• WHAT YOU WILL DO
In full and without change, retype the records.

• GIVEN RECORDS
────────
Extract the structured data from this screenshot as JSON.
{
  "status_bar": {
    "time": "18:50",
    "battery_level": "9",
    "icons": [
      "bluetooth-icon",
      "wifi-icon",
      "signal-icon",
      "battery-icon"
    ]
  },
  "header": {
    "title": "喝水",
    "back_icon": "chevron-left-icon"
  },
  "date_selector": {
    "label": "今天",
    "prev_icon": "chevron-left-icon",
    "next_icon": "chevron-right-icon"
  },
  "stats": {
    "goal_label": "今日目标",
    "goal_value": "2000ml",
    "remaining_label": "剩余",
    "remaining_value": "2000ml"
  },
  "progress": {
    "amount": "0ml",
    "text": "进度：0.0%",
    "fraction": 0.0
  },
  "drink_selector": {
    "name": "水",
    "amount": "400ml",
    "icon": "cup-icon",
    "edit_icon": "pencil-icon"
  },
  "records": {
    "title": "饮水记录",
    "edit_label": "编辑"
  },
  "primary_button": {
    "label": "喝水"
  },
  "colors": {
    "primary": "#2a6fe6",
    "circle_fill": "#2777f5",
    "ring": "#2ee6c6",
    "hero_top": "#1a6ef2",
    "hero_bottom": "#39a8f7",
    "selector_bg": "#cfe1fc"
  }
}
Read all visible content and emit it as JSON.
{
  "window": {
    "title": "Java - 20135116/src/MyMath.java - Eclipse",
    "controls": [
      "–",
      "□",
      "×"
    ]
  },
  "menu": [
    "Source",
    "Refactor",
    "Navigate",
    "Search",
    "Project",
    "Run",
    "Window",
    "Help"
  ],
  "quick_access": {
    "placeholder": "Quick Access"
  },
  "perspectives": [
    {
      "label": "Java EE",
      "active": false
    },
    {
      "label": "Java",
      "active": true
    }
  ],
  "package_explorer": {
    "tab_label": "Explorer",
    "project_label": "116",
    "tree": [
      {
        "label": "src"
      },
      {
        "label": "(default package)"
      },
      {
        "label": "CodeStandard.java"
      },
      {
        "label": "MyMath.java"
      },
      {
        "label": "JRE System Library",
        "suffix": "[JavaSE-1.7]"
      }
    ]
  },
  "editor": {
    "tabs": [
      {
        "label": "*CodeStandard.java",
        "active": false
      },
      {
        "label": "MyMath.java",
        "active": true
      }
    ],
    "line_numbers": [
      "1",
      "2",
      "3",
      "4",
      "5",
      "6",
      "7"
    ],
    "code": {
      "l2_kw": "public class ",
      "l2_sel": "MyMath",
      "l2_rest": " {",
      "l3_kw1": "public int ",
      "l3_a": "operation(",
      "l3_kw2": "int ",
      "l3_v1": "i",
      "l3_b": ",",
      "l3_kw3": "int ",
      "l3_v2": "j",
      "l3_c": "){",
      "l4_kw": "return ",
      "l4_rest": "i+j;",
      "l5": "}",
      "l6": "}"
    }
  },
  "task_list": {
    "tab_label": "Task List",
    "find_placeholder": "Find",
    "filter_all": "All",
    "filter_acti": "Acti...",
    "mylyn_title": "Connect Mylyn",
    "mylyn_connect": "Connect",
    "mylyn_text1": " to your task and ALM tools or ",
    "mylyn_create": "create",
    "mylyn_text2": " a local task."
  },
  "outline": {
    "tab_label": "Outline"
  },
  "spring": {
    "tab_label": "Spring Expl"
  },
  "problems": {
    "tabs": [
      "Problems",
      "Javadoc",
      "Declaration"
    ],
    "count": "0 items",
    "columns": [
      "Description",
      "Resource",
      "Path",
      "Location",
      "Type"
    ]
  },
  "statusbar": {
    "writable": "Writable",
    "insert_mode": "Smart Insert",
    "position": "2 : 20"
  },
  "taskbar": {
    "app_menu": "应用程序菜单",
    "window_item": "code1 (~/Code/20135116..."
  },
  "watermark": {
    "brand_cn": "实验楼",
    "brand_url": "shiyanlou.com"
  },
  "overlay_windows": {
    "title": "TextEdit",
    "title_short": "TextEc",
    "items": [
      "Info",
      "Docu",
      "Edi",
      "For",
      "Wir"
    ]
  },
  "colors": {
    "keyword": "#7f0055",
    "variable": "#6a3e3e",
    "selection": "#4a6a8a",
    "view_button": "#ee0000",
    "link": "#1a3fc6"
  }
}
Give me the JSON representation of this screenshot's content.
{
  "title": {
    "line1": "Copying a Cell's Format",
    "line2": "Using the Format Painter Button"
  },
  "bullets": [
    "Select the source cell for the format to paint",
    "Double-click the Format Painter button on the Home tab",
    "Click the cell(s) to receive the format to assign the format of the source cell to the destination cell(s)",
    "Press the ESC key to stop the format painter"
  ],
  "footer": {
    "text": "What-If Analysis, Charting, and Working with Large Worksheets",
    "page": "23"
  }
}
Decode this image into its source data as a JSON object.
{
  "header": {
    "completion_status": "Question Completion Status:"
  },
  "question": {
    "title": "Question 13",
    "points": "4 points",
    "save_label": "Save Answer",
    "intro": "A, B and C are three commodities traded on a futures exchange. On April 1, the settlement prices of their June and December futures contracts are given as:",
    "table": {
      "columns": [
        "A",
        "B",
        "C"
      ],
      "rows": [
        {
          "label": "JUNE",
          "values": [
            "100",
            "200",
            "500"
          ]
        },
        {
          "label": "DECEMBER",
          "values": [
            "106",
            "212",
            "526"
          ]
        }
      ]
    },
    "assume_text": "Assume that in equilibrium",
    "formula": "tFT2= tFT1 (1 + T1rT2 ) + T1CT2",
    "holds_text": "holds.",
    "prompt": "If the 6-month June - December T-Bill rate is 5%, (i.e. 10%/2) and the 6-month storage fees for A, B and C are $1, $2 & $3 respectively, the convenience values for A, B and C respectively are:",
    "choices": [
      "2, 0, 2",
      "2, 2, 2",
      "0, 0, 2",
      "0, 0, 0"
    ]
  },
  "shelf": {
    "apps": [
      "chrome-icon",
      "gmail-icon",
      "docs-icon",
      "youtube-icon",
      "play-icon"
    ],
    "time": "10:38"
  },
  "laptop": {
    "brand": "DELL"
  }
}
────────
• ANSWER TO THE PROBLEM
Extract the structured data from this screenshot as JSON.
{
  "status_bar": {
    "time": "18:50",
    "battery_level": "9",
    "icons": [
      "bluetooth-icon",
      "wifi-icon",
      "signal-icon",
      "battery-icon"
    ]
  },
  "header": {
    "title": "喝水",
    "back_icon": "chevron-left-icon"
  },
  "date_selector": {
    "label": "今天",
    "prev_icon": "chevron-left-icon",
    "next_icon": "chevron-right-icon"
  },
  "stats": {
    "goal_label": "今日目标",
    "goal_value": "2000ml",
    "remaining_label": "剩余",
    "remaining_value": "2000ml"
  },
  "progress": {
    "amount": "0ml",
    "text": "进度：0.0%",
    "fraction": 0.0
  },
  "drink_selector": {
    "name": "水",
    "amount": "400ml",
    "icon": "cup-icon",
    "edit_icon": "pencil-icon"
  },
  "records": {
    "title": "饮水记录",
    "edit_label": "编辑"
  },
  "primary_button": {
    "label": "喝水"
  },
  "colors": {
    "primary": "#2a6fe6",
    "circle_fill": "#2777f5",
    "ring": "#2ee6c6",
    "hero_top": "#1a6ef2",
    "hero_bottom": "#39a8f7",
    "selector_bg": "#cfe1fc"
  }
}
Read all visible content and emit it as JSON.
{
  "window": {
    "title": "Java - 20135116/src/MyMath.java - Eclipse",
    "controls": [
      "–",
      "□",
      "×"
    ]
  },
  "menu": [
    "Source",
    "Refactor",
    "Navigate",
    "Search",
    "Project",
    "Run",
    "Window",
    "Help"
  ],
  "quick_access": {
    "placeholder": "Quick Access"
  },
  "perspectives": [
    {
      "label": "Java EE",
      "active": false
    },
    {
      "label": "Java",
      "active": true
    }
  ],
  "package_explorer": {
    "tab_label": "Explorer",
    "project_label": "116",
    "tree": [
      {
        "label": "src"
      },
      {
        "label": "(default package)"
      },
      {
        "label": "CodeStandard.java"
      },
      {
        "label": "MyMath.java"
      },
      {
        "label": "JRE System Library",
        "suffix": "[JavaSE-1.7]"
      }
    ]
  },
  "editor": {
    "tabs": [
      {
        "label": "*CodeStandard.java",
        "active": false
      },
      {
        "label": "MyMath.java",
        "active": true
      }
    ],
    "line_numbers": [
      "1",
      "2",
      "3",
      "4",
      "5",
      "6",
      "7"
    ],
    "code": {
      "l2_kw": "public class ",
      "l2_sel": "MyMath",
      "l2_rest": " {",
      "l3_kw1": "public int ",
      "l3_a": "operation(",
      "l3_kw2": "int ",
      "l3_v1": "i",
      "l3_b": ",",
      "l3_kw3": "int ",
      "l3_v2": "j",
      "l3_c": "){",
      "l4_kw": "return ",
      "l4_rest": "i+j;",
      "l5": "}",
      "l6": "}"
    }
  },
  "task_list": {
    "tab_label": "Task List",
    "find_placeholder": "Find",
    "filter_all": "All",
    "filter_acti": "Acti...",
    "mylyn_title": "Connect Mylyn",
    "mylyn_connect": "Connect",
    "mylyn_text1": " to your task and ALM tools or ",
    "mylyn_create": "create",
    "mylyn_text2": " a local task."
  },
  "outline": {
    "tab_label": "Outline"
  },
  "spring": {
    "tab_label": "Spring Expl"
  },
  "problems": {
    "tabs": [
      "Problems",
      "Javadoc",
      "Declaration"
    ],
    "count": "0 items",
    "columns": [
      "Description",
      "Resource",
      "Path",
      "Location",
      "Type"
    ]
  },
  "statusbar": {
    "writable": "Writable",
    "insert_mode": "Smart Insert",
    "position": "2 : 20"
  },
  "taskbar": {
    "app_menu": "应用程序菜单",
    "window_item": "code1 (~/Code/20135116..."
  },
  "watermark": {
    "brand_cn": "实验楼",
    "brand_url": "shiyanlou.com"
  },
  "overlay_windows": {
    "title": "TextEdit",
    "title_short": "TextEc",
    "items": [
      "Info",
      "Docu",
      "Edi",
      "For",
      "Wir"
    ]
  },
  "colors": {
    "keyword": "#7f0055",
    "variable": "#6a3e3e",
    "selection": "#4a6a8a",
    "view_button": "#ee0000",
    "link": "#1a3fc6"
  }
}
Give me the JSON representation of this screenshot's content.
{
  "title": {
    "line1": "Copying a Cell's Format",
    "line2": "Using the Format Painter Button"
  },
  "bullets": [
    "Select the source cell for the format to paint",
    "Double-click the Format Painter button on the Home tab",
    "Click the cell(s) to receive the format to assign the format of the source cell to the destination cell(s)",
    "Press the ESC key to stop the format painter"
  ],
  "footer": {
    "text": "What-If Analysis, Charting, and Working with Large Worksheets",
    "page": "23"
  }
}
Decode this image into its source data as a JSON object.
{
  "header": {
    "completion_status": "Question Completion Status:"
  },
  "question": {
    "title": "Question 13",
    "points": "4 points",
    "save_label": "Save Answer",
    "intro": "A, B and C are three commodities traded on a futures exchange. On April 1, the settlement prices of their June and December futures contracts are given as:",
    "table": {
      "columns": [
        "A",
        "B",
        "C"
      ],
      "rows": [
        {
          "label": "JUNE",
          "values": [
            "100",
            "200",
            "500"
          ]
        },
        {
          "label": "DECEMBER",
          "values": [
            "106",
            "212",
            "526"
          ]
        }
      ]
    },
    "assume_text": "Assume that in equilibrium",
    "formula": "tFT2= tFT1 (1 + T1rT2 ) + T1CT2",
    "holds_text": "holds.",
    "prompt": "If the 6-month June - December T-Bill rate is 5%, (i.e. 10%/2) and the 6-month storage fees for A, B and C are $1, $2 & $3 respectively, the convenience values for A, B and C respectively are:",
    "choices": [
      "2, 0, 2",
      "2, 2, 2",
      "0, 0, 2",
      "0, 0, 0"
    ]
  },
  "shelf": {
    "apps": [
      "chrome-icon",
      "gmail-icon",
      "docs-icon",
      "youtube-icon",
      "play-icon"
    ],
    "time": "10:38"
  },
  "laptop": {
    "brand": "DELL"
  }
}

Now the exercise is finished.